We seem to be heated all throughout the country weather-wise. It’s time to take shelter with the air conditioner when it gets this hot (we’ve been in the 100s). Landscape and wildlife photography take a bit of a back seat. What to do, what to do with my camera while indoors? I’m going to pen a few articles with some ideas. Here’s the first one on water droplet photography.
Water droplet photography
Water droplet photography is ideal when you’re stuck indoors. Go to your local framer and ask for a sheet of picture frame glass. A 16×20 inch is a good size. I have a 20×30-inch piece I use. If you don’t want to buy a specific piece of glass for this you can take down a frame from your wall and ‘borrow’ the glass for your project. You can support a piece of glass with a couple of boxes. Make sure the glass is level so your water drops don’t run away from you. It’s important that the glass is treated properly.
Part of the secret to good-looking droplets is treating your glass with Rain X. Rain X is helps make water run off car windshields quickly. It has the added benefit of making the water bead up on the glass, making the shape better for recording subjects in the droplets. Follow the directions to spray on the glass, wipe off and polish dry. Then, wait at least a half-hour before allowing the surface to become wet. Note that Rain X is volatile , so make sure your space has proper ventilation or treat your glass outdoors.
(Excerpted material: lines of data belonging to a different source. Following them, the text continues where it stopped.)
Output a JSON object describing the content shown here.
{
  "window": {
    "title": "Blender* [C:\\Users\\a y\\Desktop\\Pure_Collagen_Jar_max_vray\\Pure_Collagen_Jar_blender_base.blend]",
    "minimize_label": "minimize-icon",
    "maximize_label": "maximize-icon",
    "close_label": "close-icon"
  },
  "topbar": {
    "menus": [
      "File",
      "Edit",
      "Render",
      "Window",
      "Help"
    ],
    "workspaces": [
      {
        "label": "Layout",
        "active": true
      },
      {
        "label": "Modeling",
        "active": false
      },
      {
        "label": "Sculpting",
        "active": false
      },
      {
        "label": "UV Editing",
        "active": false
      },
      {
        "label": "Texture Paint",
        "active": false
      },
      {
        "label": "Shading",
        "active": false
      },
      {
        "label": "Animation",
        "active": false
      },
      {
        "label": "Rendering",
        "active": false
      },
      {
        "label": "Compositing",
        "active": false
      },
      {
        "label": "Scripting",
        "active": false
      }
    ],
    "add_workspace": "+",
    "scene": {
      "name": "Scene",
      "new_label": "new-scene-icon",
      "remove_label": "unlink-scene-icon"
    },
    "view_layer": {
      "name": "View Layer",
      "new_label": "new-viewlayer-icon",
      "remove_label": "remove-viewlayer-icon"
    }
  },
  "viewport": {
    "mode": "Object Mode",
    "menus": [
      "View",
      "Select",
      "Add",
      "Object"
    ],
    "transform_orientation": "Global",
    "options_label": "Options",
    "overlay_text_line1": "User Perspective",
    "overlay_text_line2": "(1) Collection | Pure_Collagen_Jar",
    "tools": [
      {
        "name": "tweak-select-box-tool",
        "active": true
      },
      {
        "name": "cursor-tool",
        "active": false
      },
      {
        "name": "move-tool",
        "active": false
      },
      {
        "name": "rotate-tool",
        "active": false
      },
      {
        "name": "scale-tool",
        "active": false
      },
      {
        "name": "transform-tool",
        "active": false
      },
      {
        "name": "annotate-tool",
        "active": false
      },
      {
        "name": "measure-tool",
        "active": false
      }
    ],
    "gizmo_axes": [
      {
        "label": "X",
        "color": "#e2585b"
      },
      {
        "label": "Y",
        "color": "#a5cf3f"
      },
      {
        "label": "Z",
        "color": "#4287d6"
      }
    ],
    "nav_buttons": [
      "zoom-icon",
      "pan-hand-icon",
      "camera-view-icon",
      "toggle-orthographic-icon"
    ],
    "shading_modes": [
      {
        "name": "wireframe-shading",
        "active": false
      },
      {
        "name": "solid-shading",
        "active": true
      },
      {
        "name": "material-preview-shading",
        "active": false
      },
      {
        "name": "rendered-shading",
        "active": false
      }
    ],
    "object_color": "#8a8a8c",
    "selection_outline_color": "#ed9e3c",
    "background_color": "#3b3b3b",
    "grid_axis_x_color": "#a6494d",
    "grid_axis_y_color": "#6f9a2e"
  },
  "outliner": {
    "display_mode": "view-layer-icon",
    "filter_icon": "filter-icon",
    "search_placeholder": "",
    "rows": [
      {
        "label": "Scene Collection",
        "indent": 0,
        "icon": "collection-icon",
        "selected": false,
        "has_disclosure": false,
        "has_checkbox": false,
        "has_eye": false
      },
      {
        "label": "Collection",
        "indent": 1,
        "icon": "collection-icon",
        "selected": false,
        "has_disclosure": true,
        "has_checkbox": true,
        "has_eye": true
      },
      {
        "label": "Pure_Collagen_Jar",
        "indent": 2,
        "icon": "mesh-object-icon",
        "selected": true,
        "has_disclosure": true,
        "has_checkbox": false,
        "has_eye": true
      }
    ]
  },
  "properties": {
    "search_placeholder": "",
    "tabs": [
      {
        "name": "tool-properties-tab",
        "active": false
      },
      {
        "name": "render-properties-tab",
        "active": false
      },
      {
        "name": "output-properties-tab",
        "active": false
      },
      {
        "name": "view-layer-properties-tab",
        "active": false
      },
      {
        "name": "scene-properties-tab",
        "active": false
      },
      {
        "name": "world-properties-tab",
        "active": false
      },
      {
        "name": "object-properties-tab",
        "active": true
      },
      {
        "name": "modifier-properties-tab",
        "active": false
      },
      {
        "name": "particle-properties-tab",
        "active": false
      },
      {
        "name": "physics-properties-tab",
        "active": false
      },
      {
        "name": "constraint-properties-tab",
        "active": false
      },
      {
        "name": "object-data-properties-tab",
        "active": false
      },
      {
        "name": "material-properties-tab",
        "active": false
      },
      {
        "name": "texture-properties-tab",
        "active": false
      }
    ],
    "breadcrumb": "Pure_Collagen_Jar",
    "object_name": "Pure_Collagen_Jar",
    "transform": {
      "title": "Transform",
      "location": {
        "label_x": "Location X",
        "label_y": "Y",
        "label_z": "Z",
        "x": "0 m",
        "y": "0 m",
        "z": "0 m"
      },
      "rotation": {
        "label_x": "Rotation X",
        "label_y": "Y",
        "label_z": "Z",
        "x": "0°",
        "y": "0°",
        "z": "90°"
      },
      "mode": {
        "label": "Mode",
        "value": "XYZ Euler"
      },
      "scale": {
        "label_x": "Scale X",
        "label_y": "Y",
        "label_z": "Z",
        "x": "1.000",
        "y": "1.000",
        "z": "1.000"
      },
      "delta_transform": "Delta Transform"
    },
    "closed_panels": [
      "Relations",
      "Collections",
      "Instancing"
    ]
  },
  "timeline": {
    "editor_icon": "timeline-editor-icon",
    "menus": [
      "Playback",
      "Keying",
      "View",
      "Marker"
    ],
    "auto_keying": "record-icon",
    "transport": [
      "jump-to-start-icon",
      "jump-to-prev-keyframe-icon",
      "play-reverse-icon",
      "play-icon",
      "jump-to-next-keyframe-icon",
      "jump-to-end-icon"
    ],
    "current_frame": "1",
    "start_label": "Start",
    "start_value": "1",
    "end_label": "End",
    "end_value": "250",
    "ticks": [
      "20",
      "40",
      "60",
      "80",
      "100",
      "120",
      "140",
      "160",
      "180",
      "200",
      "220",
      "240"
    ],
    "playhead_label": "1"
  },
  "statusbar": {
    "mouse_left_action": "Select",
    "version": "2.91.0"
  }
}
You might want to employ a spray bottle to wet the glass. It’s a tip I learned the hard way. Fill your bottle a day or two before you have your photo session. If you fill up the bottle from the tap and start to use it right away you could end up with tiny air bubbles in your water drops. That caused me to do a fair amount of unnecessary retouching on one of my projects. Not sure if maybe you started with distilled water rather than getting it from the faucet this problem might not rear its ugly head.
After playing with the spray bottle with straight water I tried a mixture of glycerin and water. I used distilled water mixed 50/50. The mixture was placed in a dropper bottle. The dropper allows for placing drops exactly where you want them. With the combination of glycerin and water placed on the Rain X treated glass my water drops held their shape.
Anything colorful will make for some cool shapes and patterns. This is one of those projects where you start with flowers as the natural first subjects and start experimenting with anything that will fit under the glass. I raided my fruit drawer and used various combinations of fruit.
You can handhold your camera and lens. I find more control when mounted especially if you want to increase the depth of field by using focus stacking. For me, the camera works best when directly over the water drops. It’s also helpful if using a macro lens and trying to accomplish some focus stacking as part of your capture process. See the photo for my set and description of gear. Camera Olympus OM-D E-M1 Mark III with a 60mm macro lens.
Yours in Creative Photography,
P.S. This is a good project when it’s too cold to venture forth as well!